Portrait of Count Alexandre Henri Gabriel de Cassini by Ambroise Tardieu, 1827

Count Alexandre Henri Gabriel de Cassini (May 9, 1781 – April 23, 1832) was a French botanist and naturalist, who specialised in the sunflower family (Asteraceae) (then known as family Compositae). The standard author abbreviation Cass. is used to indicate this person as the author when citing a botanical name.[1]

He was the youngest of five children of Jacques Dominique, Comte de Cassini, famous for completing the map of France, who had succeeded his father as the director of the Paris Observatory. He was also the great-great-grandson of famous Italian-French astronomer, Giovanni Domenico Cassini, discoverer of Jupiter's Great Red Spot and the Cassini division in Saturn's rings.

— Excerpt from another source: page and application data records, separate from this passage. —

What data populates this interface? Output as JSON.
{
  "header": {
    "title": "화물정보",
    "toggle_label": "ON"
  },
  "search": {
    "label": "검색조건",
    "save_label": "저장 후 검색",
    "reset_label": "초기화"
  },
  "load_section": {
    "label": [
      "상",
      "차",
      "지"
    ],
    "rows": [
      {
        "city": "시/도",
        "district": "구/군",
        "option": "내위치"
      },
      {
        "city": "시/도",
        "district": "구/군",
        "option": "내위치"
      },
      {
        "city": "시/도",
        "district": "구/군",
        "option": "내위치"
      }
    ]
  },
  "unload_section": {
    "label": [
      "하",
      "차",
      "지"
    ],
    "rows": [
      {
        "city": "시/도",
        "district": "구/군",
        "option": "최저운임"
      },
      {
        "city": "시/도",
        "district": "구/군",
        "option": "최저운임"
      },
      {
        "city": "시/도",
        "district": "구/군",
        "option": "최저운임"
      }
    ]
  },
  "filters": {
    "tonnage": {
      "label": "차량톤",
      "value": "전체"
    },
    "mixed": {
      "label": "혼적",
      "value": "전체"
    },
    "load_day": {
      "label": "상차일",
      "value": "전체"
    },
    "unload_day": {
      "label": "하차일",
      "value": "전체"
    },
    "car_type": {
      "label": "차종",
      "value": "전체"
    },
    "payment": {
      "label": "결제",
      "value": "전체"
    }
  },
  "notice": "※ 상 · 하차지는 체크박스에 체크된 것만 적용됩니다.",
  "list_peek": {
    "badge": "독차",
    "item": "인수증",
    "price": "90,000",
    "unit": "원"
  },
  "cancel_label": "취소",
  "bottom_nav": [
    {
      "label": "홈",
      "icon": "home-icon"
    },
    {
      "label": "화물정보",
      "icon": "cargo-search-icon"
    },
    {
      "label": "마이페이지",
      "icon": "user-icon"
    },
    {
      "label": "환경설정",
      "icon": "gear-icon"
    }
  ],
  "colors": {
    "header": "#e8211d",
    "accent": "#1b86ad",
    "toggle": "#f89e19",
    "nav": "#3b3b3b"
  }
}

The genus Cassinia was named in his honour by the botanist Robert Brown.

He named many flowering plants and new genera in the sunflower family (Asteraceae), many of them from North America. He published 65 papers and 11 reviews in the [Nouveau] Bulletin des Sciences of the Société Philomatique de Paris between 1812 and 1821. In 1825, Cassini placed the North American taxa of Prenanthes (family Asteraceae, tribe Lactuceae) in a new genus Nabalus. In 1828 he named Dugaldia hoopesii for the Scottish naturalist Dugald Stewart (1753-1828).

Some genera (originally) named by him :


  • Cassini, Henri. 1813. Observations sur le style et le stigmate des synanthérées. Journal de Physique, de Chemie, d'Histoire Naturelle et des Arts 76: 97--128, 181--201, 249-75.
  • King, Robert M., Paul C. Janaske, & David B. Lellinger (compilers). 1995. Cassini on Compositae II. Monographs in Systematic Botany from the Missouri Botanical Garden 54: [i]-xii, 1-190.
  1. ^ IPNI.  Cass.